"This concept is a primary element that I absorbed from Blue Man Group," he continued. "I saw these three guys who created something that they thought was interesting, and they thought other people might think so too. It's all about the idea that someone's personal story might have relevance and interest to someone else. You have to do it and trust that other people will find it interesting as well."
Once a short film is out in circulation, the goal is to get someone interested enough to pursue other projects with you, possibly even a feature film, he said.
"I love everything about the film making process," he said. "I like the story process and I like casting it. Once I find the right actors, shooting it is a blast and editing it is another creative process. I love everything creative and technical about it."
The ability to express his ideas is something he thanks Calvin for, he said. "When I was at Calvin, I was introduced to the fact that there were other ways of thinking," Doornbos said. "Calvin encouraged me to explore different opinions and ideas. Clearly it (going to Calvin) did open the pathway for that. I don't feel that I can go out and change the world's mind, but I can interpret a part of the world I'm in and I don't have to accept everything I see."
Being in a creative environment has been good for Doornbos, he said.

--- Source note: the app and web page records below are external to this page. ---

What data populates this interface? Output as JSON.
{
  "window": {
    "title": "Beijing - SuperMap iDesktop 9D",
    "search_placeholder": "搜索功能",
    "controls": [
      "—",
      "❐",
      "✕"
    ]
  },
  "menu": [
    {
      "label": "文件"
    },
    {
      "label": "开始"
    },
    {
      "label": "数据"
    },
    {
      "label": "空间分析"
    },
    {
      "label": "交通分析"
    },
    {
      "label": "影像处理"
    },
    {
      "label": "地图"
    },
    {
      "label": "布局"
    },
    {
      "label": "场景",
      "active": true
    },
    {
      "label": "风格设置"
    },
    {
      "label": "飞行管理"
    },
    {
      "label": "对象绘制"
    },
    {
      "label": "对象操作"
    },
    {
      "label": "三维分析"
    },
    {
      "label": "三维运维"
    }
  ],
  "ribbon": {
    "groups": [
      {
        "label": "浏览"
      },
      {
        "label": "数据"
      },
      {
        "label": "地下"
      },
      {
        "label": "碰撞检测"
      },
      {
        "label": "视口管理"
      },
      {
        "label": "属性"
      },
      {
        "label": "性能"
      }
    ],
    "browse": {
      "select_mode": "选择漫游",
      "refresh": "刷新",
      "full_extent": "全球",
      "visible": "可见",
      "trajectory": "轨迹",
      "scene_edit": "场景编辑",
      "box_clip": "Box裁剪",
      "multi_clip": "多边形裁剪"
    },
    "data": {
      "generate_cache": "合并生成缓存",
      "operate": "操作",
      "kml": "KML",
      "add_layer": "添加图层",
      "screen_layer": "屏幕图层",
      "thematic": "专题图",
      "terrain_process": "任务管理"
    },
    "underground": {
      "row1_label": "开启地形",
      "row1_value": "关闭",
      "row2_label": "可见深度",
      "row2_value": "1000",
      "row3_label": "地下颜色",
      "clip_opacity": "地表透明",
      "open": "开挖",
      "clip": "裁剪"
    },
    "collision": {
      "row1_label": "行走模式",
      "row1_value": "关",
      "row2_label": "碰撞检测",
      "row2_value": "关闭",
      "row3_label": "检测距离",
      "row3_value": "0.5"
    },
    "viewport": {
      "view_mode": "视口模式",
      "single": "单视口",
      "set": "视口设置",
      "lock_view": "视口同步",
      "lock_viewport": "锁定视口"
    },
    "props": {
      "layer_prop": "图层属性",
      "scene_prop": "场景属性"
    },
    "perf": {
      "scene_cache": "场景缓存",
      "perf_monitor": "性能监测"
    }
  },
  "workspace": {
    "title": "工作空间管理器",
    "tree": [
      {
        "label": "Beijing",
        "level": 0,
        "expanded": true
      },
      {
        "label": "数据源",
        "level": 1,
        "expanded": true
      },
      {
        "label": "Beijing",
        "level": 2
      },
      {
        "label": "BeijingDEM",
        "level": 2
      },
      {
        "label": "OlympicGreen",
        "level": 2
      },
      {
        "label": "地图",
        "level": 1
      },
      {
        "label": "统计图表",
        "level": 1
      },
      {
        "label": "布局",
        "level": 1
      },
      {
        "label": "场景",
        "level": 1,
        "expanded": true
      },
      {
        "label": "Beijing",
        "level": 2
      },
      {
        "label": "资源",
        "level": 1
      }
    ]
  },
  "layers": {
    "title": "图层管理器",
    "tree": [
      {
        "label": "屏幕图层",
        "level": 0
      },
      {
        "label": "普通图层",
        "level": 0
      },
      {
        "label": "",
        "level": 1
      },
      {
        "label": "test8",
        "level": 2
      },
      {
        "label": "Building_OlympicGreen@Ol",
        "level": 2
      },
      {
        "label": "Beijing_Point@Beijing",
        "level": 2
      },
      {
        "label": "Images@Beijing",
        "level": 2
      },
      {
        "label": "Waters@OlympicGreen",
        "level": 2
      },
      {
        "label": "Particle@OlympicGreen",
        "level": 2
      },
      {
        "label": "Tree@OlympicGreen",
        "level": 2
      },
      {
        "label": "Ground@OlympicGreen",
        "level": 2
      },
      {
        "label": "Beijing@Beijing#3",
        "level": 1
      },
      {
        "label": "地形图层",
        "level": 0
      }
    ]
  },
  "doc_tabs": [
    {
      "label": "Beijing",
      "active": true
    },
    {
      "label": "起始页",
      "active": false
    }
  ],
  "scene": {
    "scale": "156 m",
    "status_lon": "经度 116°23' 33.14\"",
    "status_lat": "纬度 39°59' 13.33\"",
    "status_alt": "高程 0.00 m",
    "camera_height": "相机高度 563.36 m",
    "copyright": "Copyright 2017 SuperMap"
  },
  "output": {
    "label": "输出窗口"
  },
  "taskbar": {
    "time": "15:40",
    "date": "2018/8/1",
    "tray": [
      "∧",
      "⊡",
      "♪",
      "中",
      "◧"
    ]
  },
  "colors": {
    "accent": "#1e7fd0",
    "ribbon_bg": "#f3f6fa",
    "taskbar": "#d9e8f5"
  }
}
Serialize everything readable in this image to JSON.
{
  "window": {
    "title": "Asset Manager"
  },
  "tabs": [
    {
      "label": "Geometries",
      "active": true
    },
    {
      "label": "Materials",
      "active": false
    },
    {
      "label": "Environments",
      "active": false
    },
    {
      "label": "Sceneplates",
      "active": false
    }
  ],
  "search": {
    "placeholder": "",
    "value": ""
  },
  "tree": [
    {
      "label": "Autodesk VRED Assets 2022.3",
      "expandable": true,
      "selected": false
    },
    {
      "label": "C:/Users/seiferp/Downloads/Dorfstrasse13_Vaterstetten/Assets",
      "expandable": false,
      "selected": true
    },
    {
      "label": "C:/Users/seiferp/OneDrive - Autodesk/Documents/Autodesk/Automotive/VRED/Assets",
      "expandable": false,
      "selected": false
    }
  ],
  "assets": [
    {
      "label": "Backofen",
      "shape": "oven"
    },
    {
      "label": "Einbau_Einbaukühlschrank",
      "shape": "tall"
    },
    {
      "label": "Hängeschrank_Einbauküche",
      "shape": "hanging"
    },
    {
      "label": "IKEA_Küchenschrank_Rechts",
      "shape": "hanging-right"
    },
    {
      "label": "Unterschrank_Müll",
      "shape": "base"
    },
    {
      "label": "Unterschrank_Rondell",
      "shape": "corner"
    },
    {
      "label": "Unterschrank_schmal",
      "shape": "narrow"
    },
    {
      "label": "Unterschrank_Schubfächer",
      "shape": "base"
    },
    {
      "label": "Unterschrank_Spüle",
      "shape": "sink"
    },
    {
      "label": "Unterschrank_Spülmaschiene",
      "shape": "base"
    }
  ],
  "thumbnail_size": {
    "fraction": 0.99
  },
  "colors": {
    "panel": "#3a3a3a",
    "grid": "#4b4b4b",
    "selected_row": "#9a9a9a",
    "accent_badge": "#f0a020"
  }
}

"What [Blue Man Group founders] Chris, Matt and Phil do so well is build a community of artists that work together," he said. "There's like this central energy point with everything else spinning off-like a tornado. A lot of us who are in Blue Man have other projects too. This is a place where you can launch out into other creative pursuits."
Exactly where that will lead Doornbos is unclear at this point.
"The biggest thing for me is constantly staying prepared for the next thing that comes along," he said. "I just want to be sure that when additional opportunities come along I don't blow it."
For now though, Doonbos is quite happy being Blue.
Want to contact Jeffrey Doornbos? Email him at firstname.lastname@example.org